Higher Interest Rates | New Tax Laws | Long in this Cycle

Release:  May 16, 2018

The Effect of Rising Interest Rates on Commercial Real Estate Lending


The benchmark 10-year U.S. Treasury rate breached 3.00% this week and stands at 3.09% as of this writing. This reflects a doubling of the benchmark rate in effect when Donald Trump was elected just 18 months ago; when it stood at 1.53%. The Federal Reserve continues on a dedicated path to increase short term interest rates by 25 basis points up to 3 more times in 2018. The Prime rate now at 4.75% will soon breach 5.0%.


The result of this rise in rates will be felt across all real estate classes and markets as they translate into higher cap rates (lower valuations); plus higher interest costs for construction and permanent finance. Note: In Texas the softening in values will come during a period of historically high real estate tax burdens assessed on commercial real estate by Texas municipalities.


The rise in rates correlates in raising the valuation metric known as “cap rate” and will directly result in a decline in commercial realty values in all markets. Permanent lenders both insurance company and CMBS interest rates will reflect this trend. Today, insurance company debt is priced with a spread of 120-200 basis points over the 10 YR US Treasury rate; resulting in fixed interest rates of 4.25% to 5.00% for non-recourse loans fixed for 10 years. CMBS/Wall Street rates are higher by 50 basis points. Lenders sense most markets are “long in the up cycle” in valuations and are taking a more conservative approach by reducing their underwritten loan to value ratios to 60-65%. Construction lending likewise has seen and likely will continue to experience reduced loan proceeds as banks lower their “loan to cost ratio” on new projects from prior levels of up to 75% loan to cost to a more common level of 65% or less. This of course means more equity will be required and there is no shortage of preferred equity, Mezz and bridge loan lenders with piles of money to cover this gap at rates of 8-12%. Their rates will be rising as well and this all translates into higher new project construction costs, lower valuations, and likely fewer investment sale transactions.

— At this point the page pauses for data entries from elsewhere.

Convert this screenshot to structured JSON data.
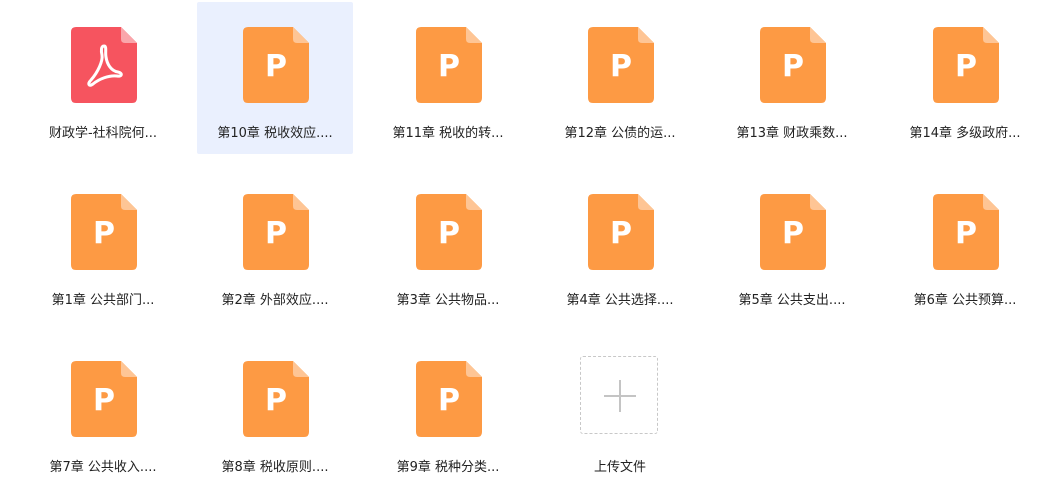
{
  "colors": {
    "ppt_orange": "#fd9a44",
    "ppt_fold": "#fec595",
    "pdf_red": "#f6545f",
    "pdf_fold": "#faa6ab",
    "selected_bg": "#eaf0fe"
  },
  "files": [
    {
      "name": "财政学-社科院何...",
      "type": "pdf",
      "icon": "pdf-icon",
      "selected": false
    },
    {
      "name": "第10章 税收效应....",
      "type": "ppt",
      "icon": "ppt-icon",
      "selected": true
    },
    {
      "name": "第11章 税收的转...",
      "type": "ppt",
      "icon": "ppt-icon",
      "selected": false
    },
    {
      "name": "第12章 公债的运...",
      "type": "ppt",
      "icon": "ppt-icon",
      "selected": false
    },
    {
      "name": "第13章 财政乘数...",
      "type": "ppt",
      "icon": "ppt-icon",
      "selected": false
    },
    {
      "name": "第14章 多级政府...",
      "type": "ppt",
      "icon": "ppt-icon",
      "selected": false
    },
    {
      "name": "第1章 公共部门...",
      "type": "ppt",
      "icon": "ppt-icon",
      "selected": false
    },
    {
      "name": "第2章 外部效应....",
      "type": "ppt",
      "icon": "ppt-icon",
      "selected": false
    },
    {
      "name": "第3章 公共物品...",
      "type": "ppt",
      "icon": "ppt-icon",
      "selected": false
    },
    {
      "name": "第4章 公共选择....",
      "type": "ppt",
      "icon": "ppt-icon",
      "selected": false
    },
    {
      "name": "第5章 公共支出....",
      "type": "ppt",
      "icon": "ppt-icon",
      "selected": false
    },
    {
      "name": "第6章 公共预算...",
      "type": "ppt",
      "icon": "ppt-icon",
      "selected": false
    },
    {
      "name": "第7章 公共收入....",
      "type": "ppt",
      "icon": "ppt-icon",
      "selected": false
    },
    {
      "name": "第8章 税收原则....",
      "type": "ppt",
      "icon": "ppt-icon",
      "selected": false
    },
    {
      "name": "第9章 税种分类...",
      "type": "ppt",
      "icon": "ppt-icon",
      "selected": false
    }
  ],
  "upload": {
    "label": "上传文件",
    "icon": "plus-icon"
  }
}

Lastly, new Federal tax rules add some level of uncertainty to the merchant build model as new projects will now be required hold assets for 3 years to qualify for capital gains treatment. For investors with short term bank debt on stabilized assets it is not too late to act. The opportunity remains to refinance and payoff interim bank debt with a fixed rate loan loan which can be assumed in the future if the asset is sold in a higher interest rate environment. Permanent loans are available for acquisitions, cash-out, or refinance of rising floating rate loans with loan terms for 5- 20 years on well leased assets with amortization of 25 – 30 years.


Please call Texas Realty Capital (512-450-6800) to discuss your financing needs on any commercial real estate project and gladly size the financing of your project or a pending acquisition with an array of best in class financing options.